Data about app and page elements
◆ ◆ ◆ ◆ ◆ ◆ ◆
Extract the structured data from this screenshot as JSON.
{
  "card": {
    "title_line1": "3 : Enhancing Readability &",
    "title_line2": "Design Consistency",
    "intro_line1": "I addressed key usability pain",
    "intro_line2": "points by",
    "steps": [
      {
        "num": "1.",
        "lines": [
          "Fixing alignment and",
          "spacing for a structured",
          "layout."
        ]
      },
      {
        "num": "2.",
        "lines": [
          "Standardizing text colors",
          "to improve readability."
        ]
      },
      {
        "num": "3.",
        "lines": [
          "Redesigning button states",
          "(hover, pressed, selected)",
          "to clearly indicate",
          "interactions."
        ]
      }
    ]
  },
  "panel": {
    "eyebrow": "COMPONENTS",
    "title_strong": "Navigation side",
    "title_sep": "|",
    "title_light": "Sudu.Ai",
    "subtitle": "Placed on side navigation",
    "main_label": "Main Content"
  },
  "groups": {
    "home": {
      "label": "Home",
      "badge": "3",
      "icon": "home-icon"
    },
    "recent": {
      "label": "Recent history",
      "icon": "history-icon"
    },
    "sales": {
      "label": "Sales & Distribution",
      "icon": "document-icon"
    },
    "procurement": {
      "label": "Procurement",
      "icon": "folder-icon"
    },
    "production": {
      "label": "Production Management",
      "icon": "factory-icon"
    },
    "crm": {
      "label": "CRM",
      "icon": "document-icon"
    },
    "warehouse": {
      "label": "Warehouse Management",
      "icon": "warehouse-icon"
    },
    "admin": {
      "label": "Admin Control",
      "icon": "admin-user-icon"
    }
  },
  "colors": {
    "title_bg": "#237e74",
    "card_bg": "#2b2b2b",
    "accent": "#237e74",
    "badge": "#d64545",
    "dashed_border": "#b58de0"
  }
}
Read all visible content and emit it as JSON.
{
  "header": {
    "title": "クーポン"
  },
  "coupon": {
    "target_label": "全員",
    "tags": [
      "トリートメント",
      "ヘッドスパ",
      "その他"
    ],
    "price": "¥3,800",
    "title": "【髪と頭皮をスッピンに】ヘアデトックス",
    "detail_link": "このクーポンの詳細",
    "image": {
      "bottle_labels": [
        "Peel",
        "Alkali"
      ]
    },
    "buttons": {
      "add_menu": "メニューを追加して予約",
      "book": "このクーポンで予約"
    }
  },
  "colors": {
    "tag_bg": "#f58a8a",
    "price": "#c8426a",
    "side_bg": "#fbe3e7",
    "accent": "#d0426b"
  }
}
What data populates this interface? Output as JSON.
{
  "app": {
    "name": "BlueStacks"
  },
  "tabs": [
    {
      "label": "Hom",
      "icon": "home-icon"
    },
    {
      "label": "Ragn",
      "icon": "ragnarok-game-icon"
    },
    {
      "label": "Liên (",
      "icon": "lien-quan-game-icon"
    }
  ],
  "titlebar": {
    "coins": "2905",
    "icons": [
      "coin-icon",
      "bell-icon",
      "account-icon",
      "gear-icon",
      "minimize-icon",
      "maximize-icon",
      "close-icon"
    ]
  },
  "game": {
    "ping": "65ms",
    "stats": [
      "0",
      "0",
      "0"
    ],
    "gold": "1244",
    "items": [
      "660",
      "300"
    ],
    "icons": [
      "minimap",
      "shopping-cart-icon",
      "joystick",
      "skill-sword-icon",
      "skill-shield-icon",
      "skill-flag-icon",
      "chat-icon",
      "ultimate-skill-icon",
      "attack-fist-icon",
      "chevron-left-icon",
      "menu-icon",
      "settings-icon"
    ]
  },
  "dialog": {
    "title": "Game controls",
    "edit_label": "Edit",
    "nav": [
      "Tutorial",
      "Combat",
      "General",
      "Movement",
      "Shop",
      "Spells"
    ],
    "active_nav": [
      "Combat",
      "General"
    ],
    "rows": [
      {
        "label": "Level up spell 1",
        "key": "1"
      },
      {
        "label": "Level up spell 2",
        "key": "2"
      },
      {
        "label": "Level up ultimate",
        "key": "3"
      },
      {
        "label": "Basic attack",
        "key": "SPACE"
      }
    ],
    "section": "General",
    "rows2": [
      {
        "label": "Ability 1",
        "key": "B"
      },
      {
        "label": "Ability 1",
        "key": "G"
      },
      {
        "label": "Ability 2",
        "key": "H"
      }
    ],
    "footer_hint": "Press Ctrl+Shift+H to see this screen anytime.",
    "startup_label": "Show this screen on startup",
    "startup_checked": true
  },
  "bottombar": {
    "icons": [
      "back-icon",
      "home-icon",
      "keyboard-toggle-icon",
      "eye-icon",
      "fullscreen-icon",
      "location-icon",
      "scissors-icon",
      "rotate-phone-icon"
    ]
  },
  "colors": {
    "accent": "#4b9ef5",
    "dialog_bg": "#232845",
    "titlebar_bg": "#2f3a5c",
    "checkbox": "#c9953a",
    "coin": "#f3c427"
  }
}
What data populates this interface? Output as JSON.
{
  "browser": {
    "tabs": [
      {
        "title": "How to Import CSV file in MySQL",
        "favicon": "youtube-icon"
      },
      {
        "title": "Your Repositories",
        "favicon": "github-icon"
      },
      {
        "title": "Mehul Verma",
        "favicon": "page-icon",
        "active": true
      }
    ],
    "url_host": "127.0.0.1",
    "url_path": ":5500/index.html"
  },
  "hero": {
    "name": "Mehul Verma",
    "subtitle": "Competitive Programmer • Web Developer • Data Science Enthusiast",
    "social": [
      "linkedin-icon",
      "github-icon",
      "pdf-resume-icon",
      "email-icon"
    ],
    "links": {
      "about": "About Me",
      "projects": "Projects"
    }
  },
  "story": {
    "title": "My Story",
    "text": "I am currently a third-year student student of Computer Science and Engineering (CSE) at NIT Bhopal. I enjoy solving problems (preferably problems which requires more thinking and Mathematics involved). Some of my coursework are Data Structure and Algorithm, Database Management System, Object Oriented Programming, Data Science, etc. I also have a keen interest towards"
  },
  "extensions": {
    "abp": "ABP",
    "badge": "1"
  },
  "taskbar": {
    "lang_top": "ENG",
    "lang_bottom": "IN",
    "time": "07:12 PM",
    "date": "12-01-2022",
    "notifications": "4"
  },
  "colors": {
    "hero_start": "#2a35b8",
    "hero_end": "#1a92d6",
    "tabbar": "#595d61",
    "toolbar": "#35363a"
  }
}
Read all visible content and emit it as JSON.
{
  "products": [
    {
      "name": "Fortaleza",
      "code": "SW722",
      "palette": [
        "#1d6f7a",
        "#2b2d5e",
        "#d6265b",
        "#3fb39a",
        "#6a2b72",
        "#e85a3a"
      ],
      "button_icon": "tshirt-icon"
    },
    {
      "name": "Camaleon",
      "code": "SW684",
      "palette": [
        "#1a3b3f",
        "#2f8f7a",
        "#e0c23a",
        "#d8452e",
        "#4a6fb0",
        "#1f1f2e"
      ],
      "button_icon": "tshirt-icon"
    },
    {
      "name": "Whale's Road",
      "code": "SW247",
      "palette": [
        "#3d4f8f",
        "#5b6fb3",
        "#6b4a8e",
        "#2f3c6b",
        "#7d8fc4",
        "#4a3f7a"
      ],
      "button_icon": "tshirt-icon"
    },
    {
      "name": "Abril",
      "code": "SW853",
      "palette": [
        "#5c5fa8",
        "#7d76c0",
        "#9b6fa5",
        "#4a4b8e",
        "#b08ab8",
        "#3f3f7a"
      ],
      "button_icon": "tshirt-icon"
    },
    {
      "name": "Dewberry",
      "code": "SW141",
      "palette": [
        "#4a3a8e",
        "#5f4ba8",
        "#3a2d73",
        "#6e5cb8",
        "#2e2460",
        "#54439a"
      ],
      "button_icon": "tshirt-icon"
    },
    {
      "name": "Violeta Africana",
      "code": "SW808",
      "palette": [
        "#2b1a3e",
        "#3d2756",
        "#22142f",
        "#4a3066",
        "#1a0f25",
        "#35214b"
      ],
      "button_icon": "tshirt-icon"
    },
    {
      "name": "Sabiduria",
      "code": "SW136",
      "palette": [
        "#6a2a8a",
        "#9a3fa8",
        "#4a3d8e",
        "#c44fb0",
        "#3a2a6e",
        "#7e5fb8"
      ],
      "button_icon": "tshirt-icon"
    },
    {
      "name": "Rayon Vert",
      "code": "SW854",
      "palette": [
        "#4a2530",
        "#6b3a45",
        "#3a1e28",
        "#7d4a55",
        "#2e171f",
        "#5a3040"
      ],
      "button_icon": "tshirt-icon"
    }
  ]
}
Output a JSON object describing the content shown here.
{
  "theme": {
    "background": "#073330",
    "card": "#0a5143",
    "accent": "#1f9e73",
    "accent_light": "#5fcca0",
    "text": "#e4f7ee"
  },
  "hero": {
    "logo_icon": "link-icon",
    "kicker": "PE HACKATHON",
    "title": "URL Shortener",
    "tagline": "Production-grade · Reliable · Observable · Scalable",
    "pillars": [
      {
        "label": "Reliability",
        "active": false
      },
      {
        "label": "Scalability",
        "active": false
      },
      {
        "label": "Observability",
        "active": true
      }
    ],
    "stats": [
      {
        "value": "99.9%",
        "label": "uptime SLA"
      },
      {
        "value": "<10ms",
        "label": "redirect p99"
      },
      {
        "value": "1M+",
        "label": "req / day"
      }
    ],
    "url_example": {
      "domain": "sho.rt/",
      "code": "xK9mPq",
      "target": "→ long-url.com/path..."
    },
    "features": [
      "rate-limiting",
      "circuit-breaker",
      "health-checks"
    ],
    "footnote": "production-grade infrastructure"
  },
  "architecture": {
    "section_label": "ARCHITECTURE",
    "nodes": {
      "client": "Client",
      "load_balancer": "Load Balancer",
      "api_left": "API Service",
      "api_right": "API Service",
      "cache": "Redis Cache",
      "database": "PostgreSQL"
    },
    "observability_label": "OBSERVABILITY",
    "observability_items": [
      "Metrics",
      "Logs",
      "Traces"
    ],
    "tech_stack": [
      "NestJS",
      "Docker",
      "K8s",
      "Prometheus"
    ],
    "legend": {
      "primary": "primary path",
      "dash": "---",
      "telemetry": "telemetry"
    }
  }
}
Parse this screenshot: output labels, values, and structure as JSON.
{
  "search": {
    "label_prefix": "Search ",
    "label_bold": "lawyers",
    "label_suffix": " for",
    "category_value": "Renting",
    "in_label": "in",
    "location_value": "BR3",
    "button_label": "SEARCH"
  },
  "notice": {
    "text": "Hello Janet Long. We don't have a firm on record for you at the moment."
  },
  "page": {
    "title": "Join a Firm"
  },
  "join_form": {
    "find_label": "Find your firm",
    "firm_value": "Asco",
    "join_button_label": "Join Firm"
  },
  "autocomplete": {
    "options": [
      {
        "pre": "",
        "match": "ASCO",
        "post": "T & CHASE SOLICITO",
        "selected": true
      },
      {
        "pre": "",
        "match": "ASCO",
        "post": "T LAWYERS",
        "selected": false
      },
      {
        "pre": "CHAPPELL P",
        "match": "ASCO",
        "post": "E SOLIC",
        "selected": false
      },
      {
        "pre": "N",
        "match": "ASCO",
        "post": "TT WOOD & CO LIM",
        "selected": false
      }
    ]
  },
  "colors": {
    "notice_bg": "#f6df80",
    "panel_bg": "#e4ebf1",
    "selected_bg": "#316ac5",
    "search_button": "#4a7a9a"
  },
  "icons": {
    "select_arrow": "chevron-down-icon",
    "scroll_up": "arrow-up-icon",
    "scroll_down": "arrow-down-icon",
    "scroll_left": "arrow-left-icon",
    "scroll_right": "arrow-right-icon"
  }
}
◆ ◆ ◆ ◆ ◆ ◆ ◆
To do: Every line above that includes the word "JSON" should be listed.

The completed task:
Extract the structured data from this screenshot as JSON.
Read all visible content and emit it as JSON.
What data populates this interface? Output as JSON.
What data populates this interface? Output as JSON.
Read all visible content and emit it as JSON.
Output a JSON object describing the content shown here.
Parse this screenshot: output labels, values, and structure as JSON.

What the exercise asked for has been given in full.